« Reply #6 on: January 03, 2021, 18:02:13 pm »
Well, after some testing I was able to get the TC tapping to work again with the tap I needed.  As near as I can tell I set nearly every parameter the same as the original style (which unfortunately I deleted).  All I can figure is that I got some out of spec taps and/or new taps that were not as sharp as they should have been or probably both.  I pulled an old gun tap out of the turret I sometimes use in the lathe tailstock and it worked fine. 
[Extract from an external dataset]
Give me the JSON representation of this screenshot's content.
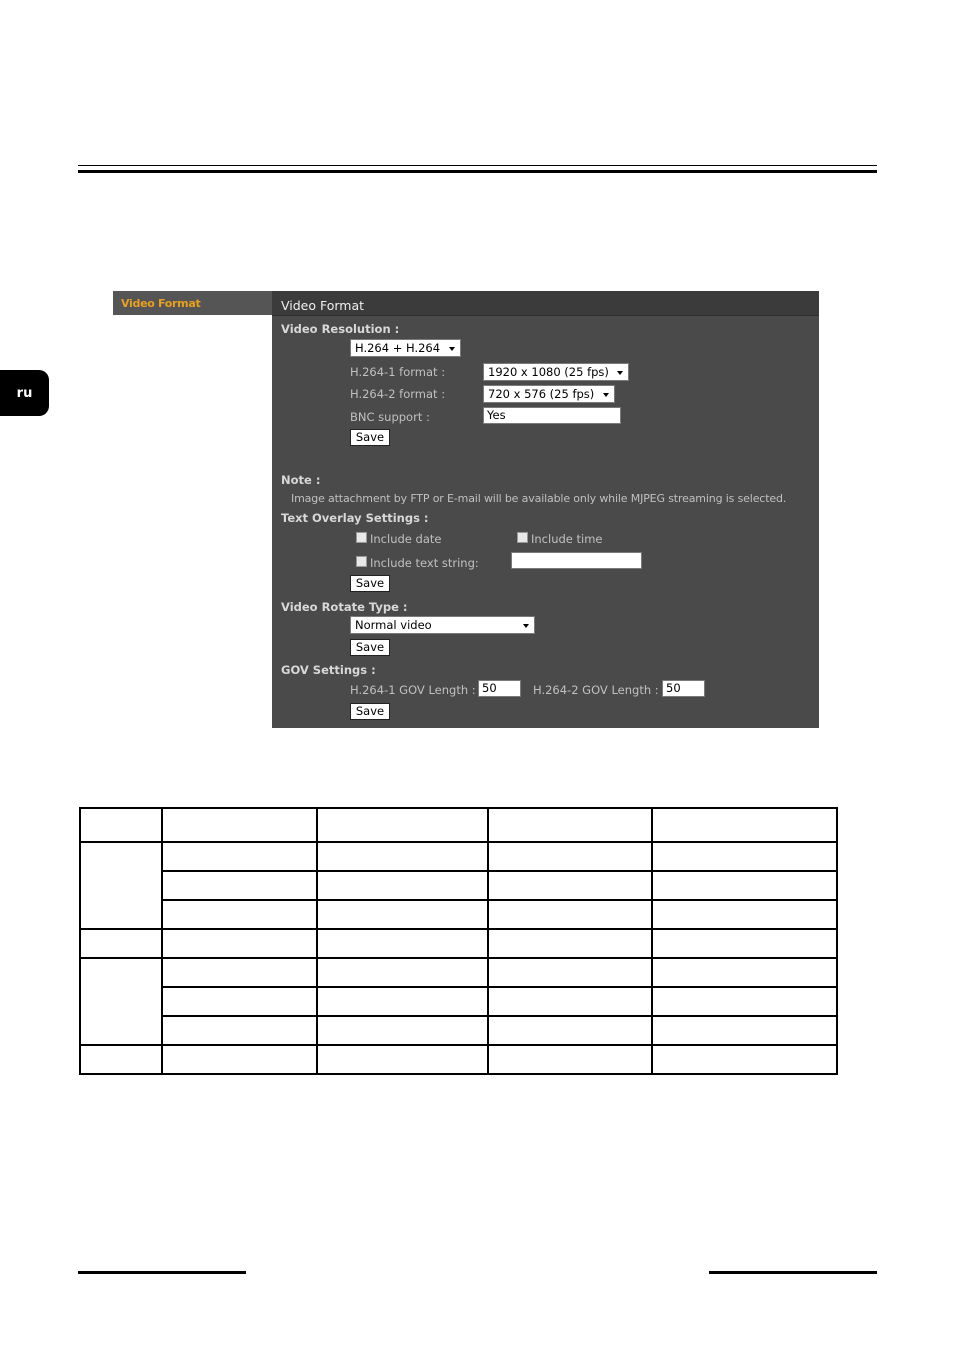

In the mean time I had been using a multi form thread mill.  It works fine, but on this machine is no faster (a little slower) than the tap.  I went back to the TC tapper and ordered some better quality name brand gun taps.  I'm not pitching the thread mills though.  I have a couple operations I do on the end or edge of parts that do not leave enough room under the head to use the TC tapper.  Since they can just go directly in a much shorter collet type tool holder there is plenty of room for the operation if I thread mill it. 

Frack!  I'm going to have to make another tool rack shelf for that machine.  LOL.

Getting started on CNC?  In or passing through my area?
If I have the time I'll be glad to show you a little in my shop. 

Some Stuff I Make with CamBam
http://www.CNCMOLDS.com